A good IT operations manager is a rare individual. Success as an IT ops manager requires a range of capabilities that might not be needed for more technical jobs in IT.
Hopefully, an IT operations manager hasn't gotten their position due to the Peter Principle, where a person is deemed good enough to be promoted until they reach the level just above their capabilities. A good IT ops manager combines the leadership skills to oversee a variety of people, teams and projects with the interpersonal skills to provide input across all levels.
Managing people is often the hardest part of the job. IT employees come in a lot of different types: shy and reserved but highly capable, brash and sure of skills they don't actually have, and all sorts in between.
IT operations managers must understand when to apply each individual to a particular problem. Therefore, a deep understanding of each person's technical and personal skills is needed. The IT ops manager can gain such insights from observing team members' work and talking with each person.
Good IT ops managers know how to bring out the best in their employees. Rather than just writing someone off when things go wrong, try to understand what happened. Does the employee need extra training? Is it a case of a square peg in a round hole, while there is a square hole in another area?
Keep team members' training and knowledge current, and make sure they understand how their role contributes to the group's overall aims. This helps maintain a happy environment and minimizes the need for the IT ops manager to step in and play hardball.
Together, individual employees form teams, which require a different type of managing. Although teams are composed of individuals, an IT operations manager shouldn't attempt to run their team as nothing more than a collection of individuals.
It is vital that the team recognizes it has a greater aim and all people on the team are bought into that aim. If any aren't, the manager should find and deal with any underlying issues -- or, if necessary, remove the individual from the project to avoid bringing down the team as a whole.
Different teams have different responsibilities. For example, developers and IT ops have different aims, but must work together closely. Meanwhile, to ensure changes don't harm a platform's overall availability and stability, site reliability engineering teams need full visibility into what development and operations are doing. The IT ops manager ensures this all happens with as little friction as possible.
Work carried out by IT teams is usually based around one or more projects. The IT operations manager oversees all the projects assigned to the groups they are responsible for.
However, make sure not to get bogged down in day-to-day project management.
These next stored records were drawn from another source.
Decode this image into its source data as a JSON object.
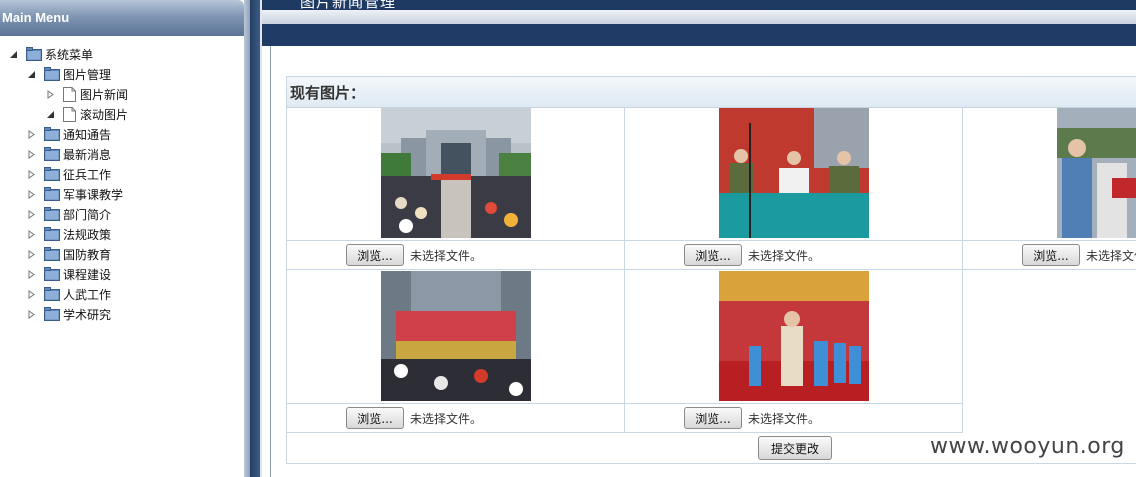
{
  "sidebar": {
    "title": "Main Menu",
    "root": "系统菜单",
    "group": "图片管理",
    "group_children": [
      "图片新闻",
      "滚动图片"
    ],
    "items": [
      "通知通告",
      "最新消息",
      "征兵工作",
      "军事课教学",
      "部门简介",
      "法规政策",
      "国防教育",
      "课程建设",
      "人武工作",
      "学术研究"
    ]
  },
  "header": {
    "title": "图片新闻管理"
  },
  "panel": {
    "title": "现有图片：",
    "browse_label": "浏览...",
    "no_file_label": "未选择文件。",
    "submit_label": "提交更改"
  },
  "watermark": "www.wooyun.org",
  "colors": {
    "nav_dark": "#1e3a63",
    "panel_header": "#dfeaf3",
    "border": "#c9d6e3"
  }
}
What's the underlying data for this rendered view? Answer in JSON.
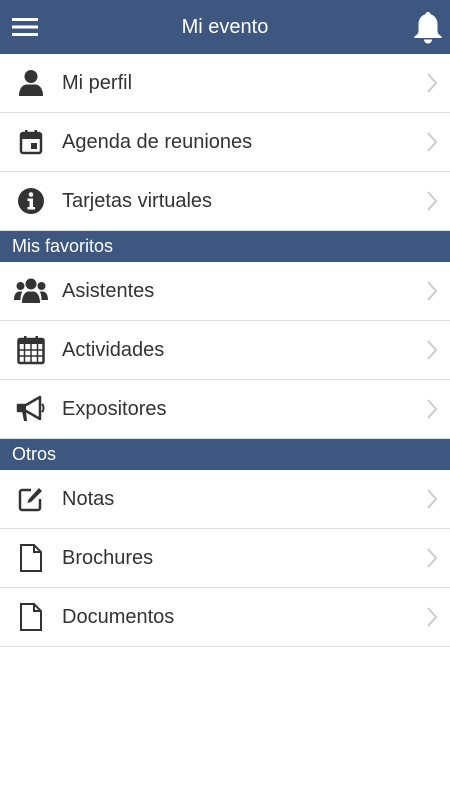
{
  "header": {
    "title": "Mi evento",
    "menu_icon": "hamburger-menu-icon",
    "bell_icon": "bell-icon"
  },
  "main_items": [
    {
      "label": "Mi perfil",
      "icon": "user-icon"
    },
    {
      "label": "Agenda de reuniones",
      "icon": "calendar-day-icon"
    },
    {
      "label": "Tarjetas virtuales",
      "icon": "info-circle-icon"
    }
  ],
  "favorites": {
    "title": "Mis favoritos",
    "items": [
      {
        "label": "Asistentes",
        "icon": "users-group-icon"
      },
      {
        "label": "Actividades",
        "icon": "calendar-grid-icon"
      },
      {
        "label": "Expositores",
        "icon": "megaphone-icon"
      }
    ]
  },
  "others": {
    "title": "Otros",
    "items": [
      {
        "label": "Notas",
        "icon": "edit-note-icon"
      },
      {
        "label": "Brochures",
        "icon": "file-icon"
      },
      {
        "label": "Documentos",
        "icon": "file-icon"
      }
    ]
  },
  "colors": {
    "primary": "#3d5781",
    "text": "#333333",
    "divider": "#e0e0e0",
    "chevron": "#cccccc"
  }
}
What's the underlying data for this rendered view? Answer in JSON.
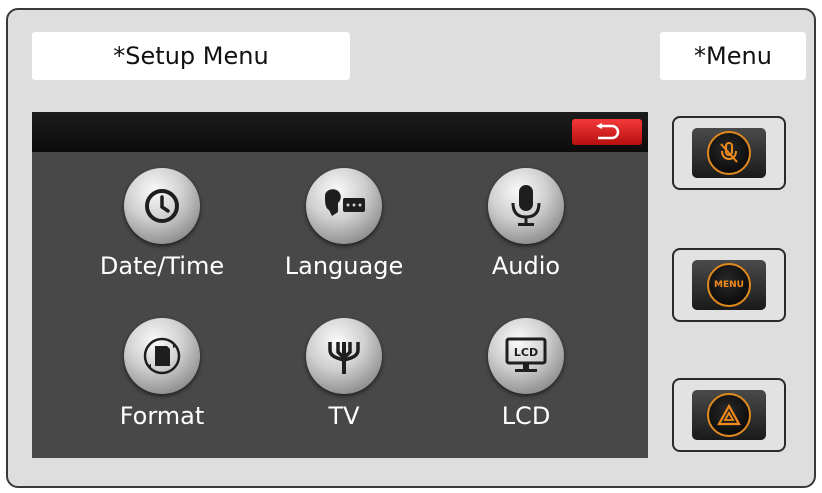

This is what the project managers are there for, whereas the IT ops manager ensures that, overall, projects are progressing according to plan. Make sure issues and their root causes are identified rapidly and the right skills are applied to fix the problem.
The skills required at the beginning of any project are different from those needed at the end. For example, people with novel ideas are necessary to get work off the ground. But toward the end, they can be a detriment, as new suggestions in the final stages can derail the project.
IT teams are not static -- an IT ops manager knows when to switch people in and out, working together with the project managers. They also understand how to do this in a manner that does not upset any individual concerned.
Keeping up to date with the IT industry
The tech world is highly dynamic, and IT operations managers must stay up to speed with new developments. In a leadership position, this no longer means knowing the latest patch to Windows Server or a Linux distro; it involves maintaining a working knowledge of different technologies that can help the organization.
An IT ops manager must keep their finger on the pulse of areas such as containers, cloud, data analytics, AI and machine learning. Implementing and managing these technologies should be left to those further down the chain who are responsible for ensuring a chosen tool or approach meets the organization's needs.
Developing communication skills
An IT operations manager must be capable of dealing with the business side. If the business doesn't have a good understanding of IT projects, IT ops will not be fully appreciated, which can lead to poor funding and support. An IT ops manager should be open, honest and capable of talking to the business side in its own language: profits, losses, sales impacts and lack of market reach.
The IT ops manager must also go to bat for their team. If there have been problems, own up to them and take responsibility. Don't blame individuals, unless what went wrong was down to malicious intent.
Finally, identify an existing successful IT ops manager and ask them to serve as a mentor. This can be the best way to ensure you become a good manager yourself rather than an example of the Peter Principle.